Source: http://www.iq2oz.com/debates/we-are-becoming-enslaved-by-our-technology-/

 Source: http://www.abc.net.au/radionational/programs/bigideas/enslaved-by-our-technology3f/5598912

Source: http://www.abc.net.au/radionational/programs/bigideas/enslaved-by-our-technology3f/5598912

 Source: http://www.acola.org.au/index.php/news/70-we-are-becoming-enslaved-by-our-technology

Source: http://www.acola.org.au/index.php/news/70-we-are-becoming-enslaved-by-our-technology

 Source: Fjord

Source: Fjord

Read more here

"Kidnappings in Mexico have worsened in the last 5 years, sky-rocketing by 371%. So too have the demand for those RFID implants that were said to allow authorities find the victims. Except for one thing: they don't work.

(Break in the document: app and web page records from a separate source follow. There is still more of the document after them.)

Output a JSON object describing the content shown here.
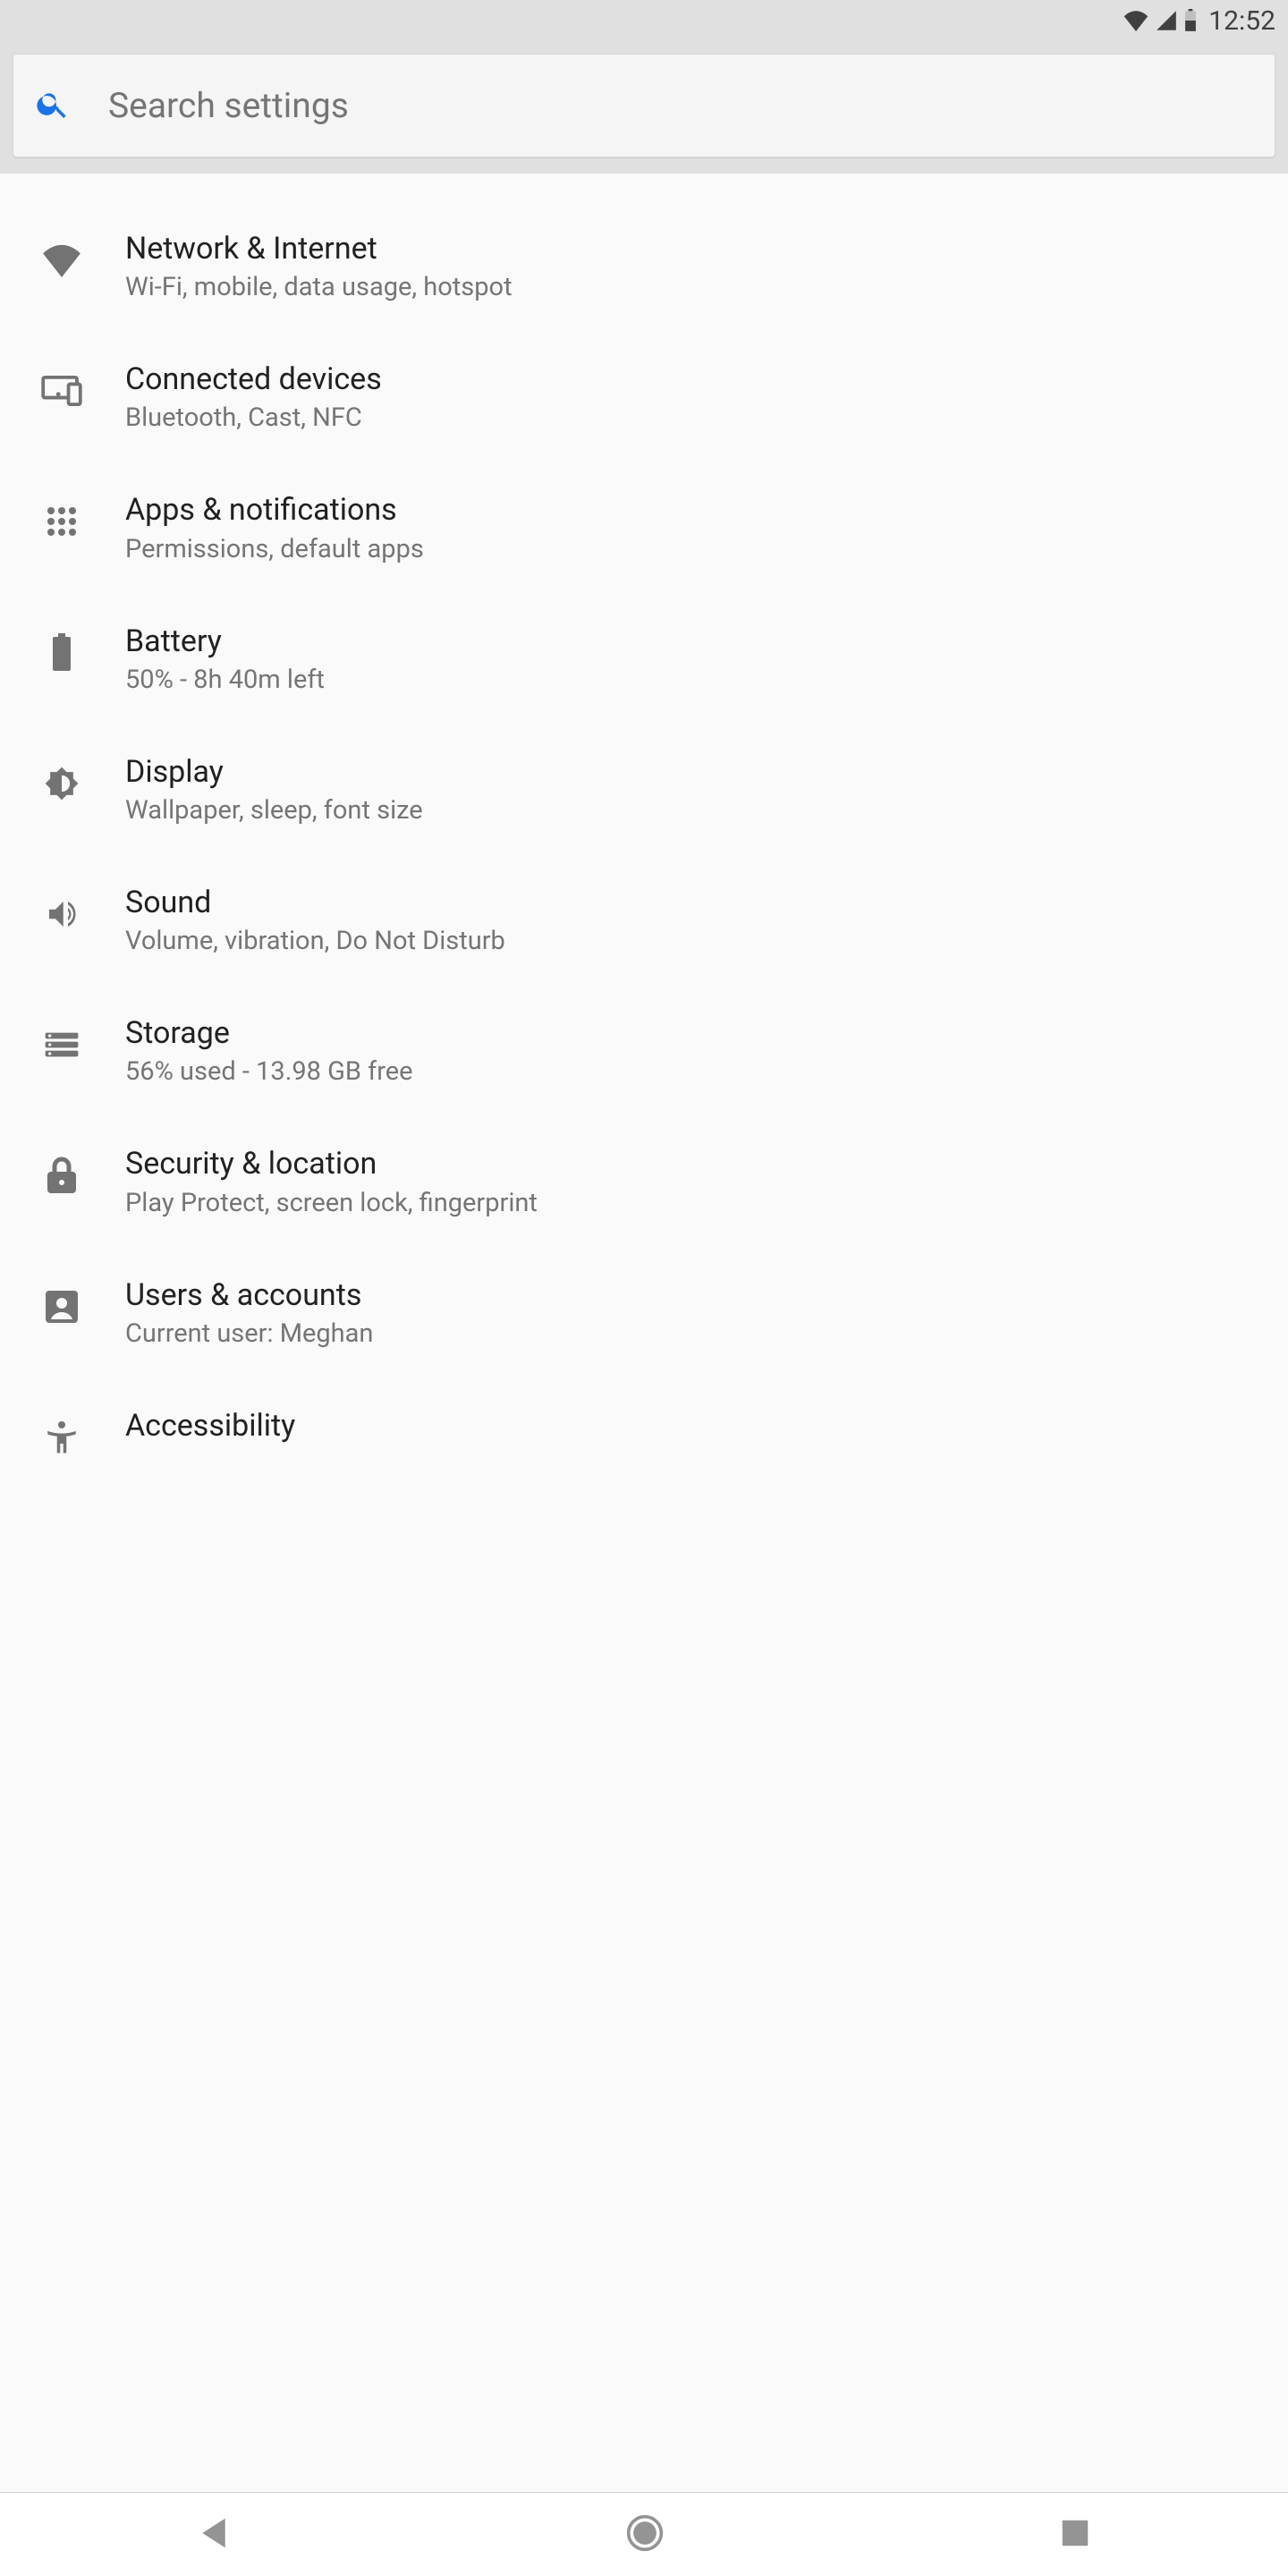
{
  "statusBar": {
    "time": "12:52"
  },
  "search": {
    "placeholder": "Search settings"
  },
  "settings": [
    {
      "id": "network",
      "title": "Network & Internet",
      "subtitle": "Wi-Fi, mobile, data usage, hotspot"
    },
    {
      "id": "connected",
      "title": "Connected devices",
      "subtitle": "Bluetooth, Cast, NFC"
    },
    {
      "id": "apps",
      "title": "Apps & notifications",
      "subtitle": "Permissions, default apps"
    },
    {
      "id": "battery",
      "title": "Battery",
      "subtitle": "50% - 8h 40m left"
    },
    {
      "id": "display",
      "title": "Display",
      "subtitle": "Wallpaper, sleep, font size"
    },
    {
      "id": "sound",
      "title": "Sound",
      "subtitle": "Volume, vibration, Do Not Disturb"
    },
    {
      "id": "storage",
      "title": "Storage",
      "subtitle": "56% used - 13.98 GB free"
    },
    {
      "id": "security",
      "title": "Security & location",
      "subtitle": "Play Protect, screen lock, fingerprint"
    },
    {
      "id": "users",
      "title": "Users & accounts",
      "subtitle": "Current user: Meghan"
    },
    {
      "id": "accessibility",
      "title": "Accessibility",
      "subtitle": ""
    }
  ]
}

Mexico has a pretty serious kidnapping problem-so serious that there is now a market for a $4,000...Read more

The main problem is that the technology, for a number of reasons, couldn't have worked in the first place. For one, the implants are much too small for a satellite to pick up. And that's without taking into account the barriers the implant's signal would have to overcome—that is, metal, concrete, and the water of the human body. For another, the implants can't be trusted to broadcast a signal without losing its teeny tiny charge.

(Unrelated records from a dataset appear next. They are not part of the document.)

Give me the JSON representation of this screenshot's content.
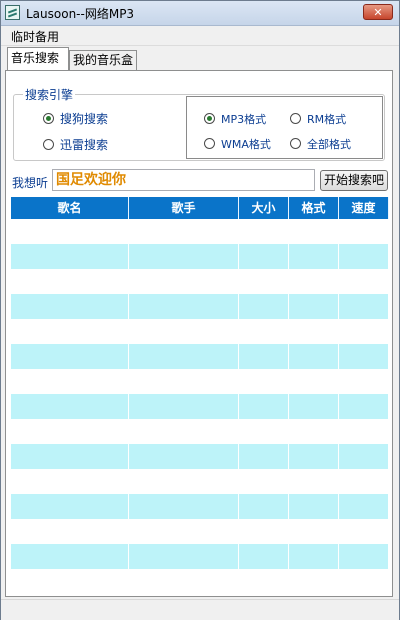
{
  "window": {
    "title": "Lausoon--网络MP3",
    "close_label": "✕"
  },
  "menu": {
    "items": [
      "临时备用"
    ]
  },
  "tabs": [
    {
      "label": "音乐搜索",
      "active": true
    },
    {
      "label": "我的音乐盒",
      "active": false
    }
  ],
  "engine": {
    "legend": "搜索引擎",
    "options": [
      {
        "label": "搜狗搜索",
        "checked": true
      },
      {
        "label": "迅雷搜索",
        "checked": false
      }
    ]
  },
  "formats": {
    "options": [
      {
        "label": "MP3格式",
        "checked": true
      },
      {
        "label": "RM格式",
        "checked": false
      },
      {
        "label": "WMA格式",
        "checked": false
      },
      {
        "label": "全部格式",
        "checked": false
      }
    ]
  },
  "search": {
    "label": "我想听",
    "value": "国足欢迎你",
    "button_label": "开始搜索吧"
  },
  "table": {
    "columns": [
      "歌名",
      "歌手",
      "大小",
      "格式",
      "速度"
    ],
    "row_count": 15
  },
  "colors": {
    "header_bg": "#0a74c9",
    "alt_row": "#bdf3f9",
    "input_text": "#e08a00",
    "label_text": "#0b3d91"
  }
}
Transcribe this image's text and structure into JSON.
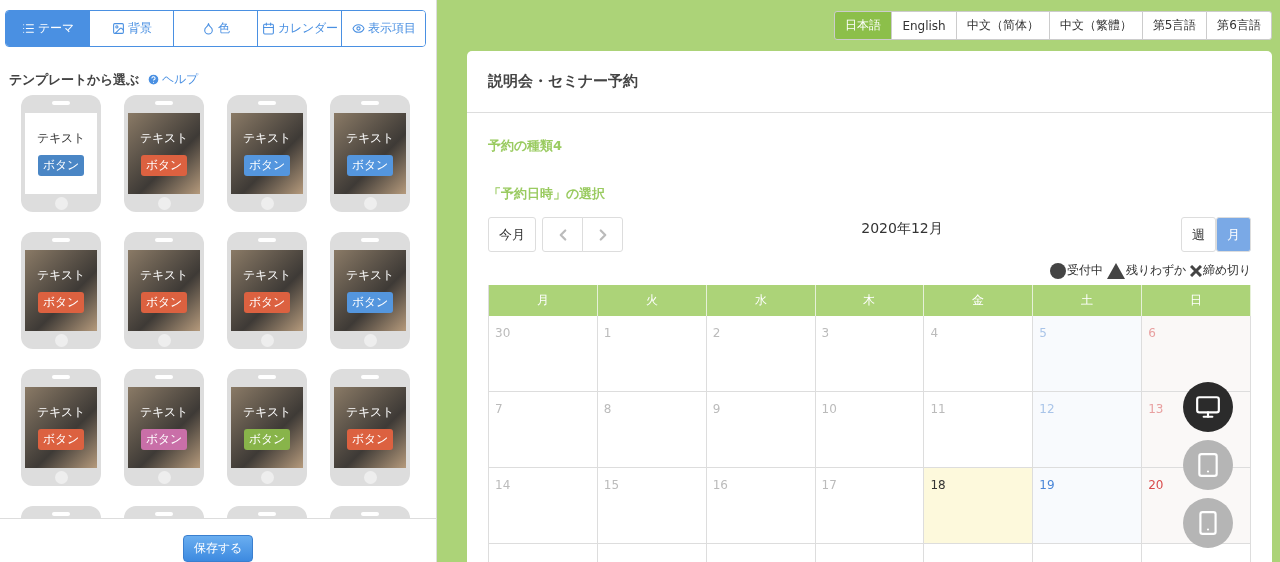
{
  "tabs": [
    {
      "label": "テーマ",
      "selected": true
    },
    {
      "label": "背景",
      "selected": false
    },
    {
      "label": "色",
      "selected": false
    },
    {
      "label": "カレンダー",
      "selected": false
    },
    {
      "label": "表示項目",
      "selected": false
    }
  ],
  "template_heading": "テンプレートから選ぶ",
  "help_link": "ヘルプ",
  "templates": [
    {
      "kind": "plain",
      "text": "テキスト",
      "button": "ボタン",
      "color": "#4a86c5"
    },
    {
      "kind": "photo",
      "text": "テキスト",
      "button": "ボタン",
      "color": "#dc6140"
    },
    {
      "kind": "photo",
      "text": "テキスト",
      "button": "ボタン",
      "color": "#5496de"
    },
    {
      "kind": "photo",
      "text": "テキスト",
      "button": "ボタン",
      "color": "#5496de"
    },
    {
      "kind": "photo",
      "text": "テキスト",
      "button": "ボタン",
      "color": "#dc6140"
    },
    {
      "kind": "photo",
      "text": "テキスト",
      "button": "ボタン",
      "color": "#dc6140"
    },
    {
      "kind": "photo",
      "text": "テキスト",
      "button": "ボタン",
      "color": "#dc6140"
    },
    {
      "kind": "photo",
      "text": "テキスト",
      "button": "ボタン",
      "color": "#5496de"
    },
    {
      "kind": "photo",
      "text": "テキスト",
      "button": "ボタン",
      "color": "#dc6140"
    },
    {
      "kind": "photo",
      "text": "テキスト",
      "button": "ボタン",
      "color": "#c96fa8"
    },
    {
      "kind": "photo",
      "text": "テキスト",
      "button": "ボタン",
      "color": "#88b44a"
    },
    {
      "kind": "photo",
      "text": "テキスト",
      "button": "ボタン",
      "color": "#dc6140"
    }
  ],
  "save_button": "保存する",
  "languages": [
    {
      "label": "日本語",
      "selected": true
    },
    {
      "label": "English",
      "selected": false
    },
    {
      "label": "中文（简体）",
      "selected": false
    },
    {
      "label": "中文（繁體）",
      "selected": false
    },
    {
      "label": "第5言語",
      "selected": false
    },
    {
      "label": "第6言語",
      "selected": false
    }
  ],
  "page_title": "説明会・セミナー予約",
  "reservation_type": "予約の種類4",
  "section_title": "「予約日時」の選択",
  "calendar": {
    "today_button": "今月",
    "month_label": "2020年12月",
    "views": [
      {
        "label": "週",
        "selected": false
      },
      {
        "label": "月",
        "selected": true
      }
    ],
    "legend": [
      {
        "kind": "circle",
        "label": "受付中"
      },
      {
        "kind": "triangle",
        "label": "残りわずか"
      },
      {
        "kind": "cross",
        "label": "締め切り"
      }
    ],
    "weekdays": [
      "月",
      "火",
      "水",
      "木",
      "金",
      "土",
      "日"
    ],
    "weeks": [
      [
        {
          "day": "30",
          "kind": "past"
        },
        {
          "day": "1",
          "kind": "past"
        },
        {
          "day": "2",
          "kind": "past"
        },
        {
          "day": "3",
          "kind": "past"
        },
        {
          "day": "4",
          "kind": "past"
        },
        {
          "day": "5",
          "kind": "past-sat"
        },
        {
          "day": "6",
          "kind": "past-sun"
        }
      ],
      [
        {
          "day": "7",
          "kind": "past"
        },
        {
          "day": "8",
          "kind": "past"
        },
        {
          "day": "9",
          "kind": "past"
        },
        {
          "day": "10",
          "kind": "past"
        },
        {
          "day": "11",
          "kind": "past"
        },
        {
          "day": "12",
          "kind": "past-sat"
        },
        {
          "day": "13",
          "kind": "past-sun"
        }
      ],
      [
        {
          "day": "14",
          "kind": "past"
        },
        {
          "day": "15",
          "kind": "past"
        },
        {
          "day": "16",
          "kind": "past"
        },
        {
          "day": "17",
          "kind": "past"
        },
        {
          "day": "18",
          "kind": "today"
        },
        {
          "day": "19",
          "kind": "sat"
        },
        {
          "day": "20",
          "kind": "sun"
        }
      ]
    ]
  },
  "devices": [
    {
      "kind": "desktop",
      "selected": true
    },
    {
      "kind": "tablet",
      "selected": false
    },
    {
      "kind": "phone",
      "selected": false
    }
  ]
}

And even if the police did manage to pick up the signal, there'd be no time to mount a raid to save you. All told, you're probably only about 1% less screwed.

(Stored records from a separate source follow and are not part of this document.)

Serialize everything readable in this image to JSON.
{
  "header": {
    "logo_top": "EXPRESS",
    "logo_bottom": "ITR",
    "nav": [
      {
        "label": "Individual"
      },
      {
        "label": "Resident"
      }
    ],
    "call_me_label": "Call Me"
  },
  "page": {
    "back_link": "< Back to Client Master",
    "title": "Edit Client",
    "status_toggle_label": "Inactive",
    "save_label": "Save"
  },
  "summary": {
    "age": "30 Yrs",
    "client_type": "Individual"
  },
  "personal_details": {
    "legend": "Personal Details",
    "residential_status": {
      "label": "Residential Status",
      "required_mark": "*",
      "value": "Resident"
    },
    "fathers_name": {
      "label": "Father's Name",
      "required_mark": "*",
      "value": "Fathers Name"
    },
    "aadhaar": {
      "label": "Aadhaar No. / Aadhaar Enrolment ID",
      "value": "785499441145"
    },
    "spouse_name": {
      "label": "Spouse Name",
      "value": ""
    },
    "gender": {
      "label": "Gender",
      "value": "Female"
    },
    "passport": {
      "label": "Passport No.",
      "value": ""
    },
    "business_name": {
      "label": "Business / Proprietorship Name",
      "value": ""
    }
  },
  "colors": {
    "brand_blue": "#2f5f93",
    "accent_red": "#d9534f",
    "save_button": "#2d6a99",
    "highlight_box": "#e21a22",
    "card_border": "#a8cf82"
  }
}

That hasn't stopped RFID manufacturers from raking in the money in the last two years. Xega's still very much at it, even after admitting the technology is "bad for the country." UPIwrites:

Xega charges people seeking the implant $2,000 up front, with annual fees of $2,000. For their money, implant customers get a radio frequency identification chip implanted into the fatty tissue of the arm.

Dickbaggery, thy name is RFID peddlers. [Washington Post via UPI]"

  Photo Credit: AP Photo/Diario de Nuevo Laredo

Photo Credit: AP Photo/Diario de Nuevo Laredo

Read more here in Gizmodo and compare with this article on Mexico's Geolocalization Law (2012).

Transient

"....SelfScreens covers the latest in all things wearable technology. We do it all - from being the first to find the latest and greatest Glassware (via our site GoogleGlassFans), to providing you with easy-to-follow how-to guides to unlock your Android Wear device's full potential. "

Read more


Image: Tinke

"...The use of reflective technology raised a critical challenge where natural light enters through a person's fingernail and is detected by the light detector. In order to ensure an accurate measurement is made, Tinké is packed with a comprehensive set of signal processing algorithms designed to treat the signals detected and filter all background signals.* "

Read more

Full article here.

"Film and television have long been at the forefront of creativity and innovation – especially when it comes to technology.

That might be hard to believe in the age of Hollywood reboots and sequels, but it wasn’t long ago that TV shows were pushing the boundaries and blowing our minds with gadgets beyond our wildest dreams.

Star Trek is often the first program people think of, with innovations like the personal communicator (mobile phone) and automatic door now a part of our everyday lives, but one of the most well known (and possibly least credited) programs to predict life in the future was The Jetsons, which first beamed into homes in 1962.

Though created for children, the program included fantastical predictions of what life in the year 2063 might be like, capturing the imaginations of both adults and kids alike. That date may still be a long way off, but many of the predicted technologies are already here, especially in the home. From robotic vacuum cleaners to flat screens TVs and video conferencing, here are some predictions that actually came true."

We're moving closer to the ultimate ID... it not only moves with you, but will be in you.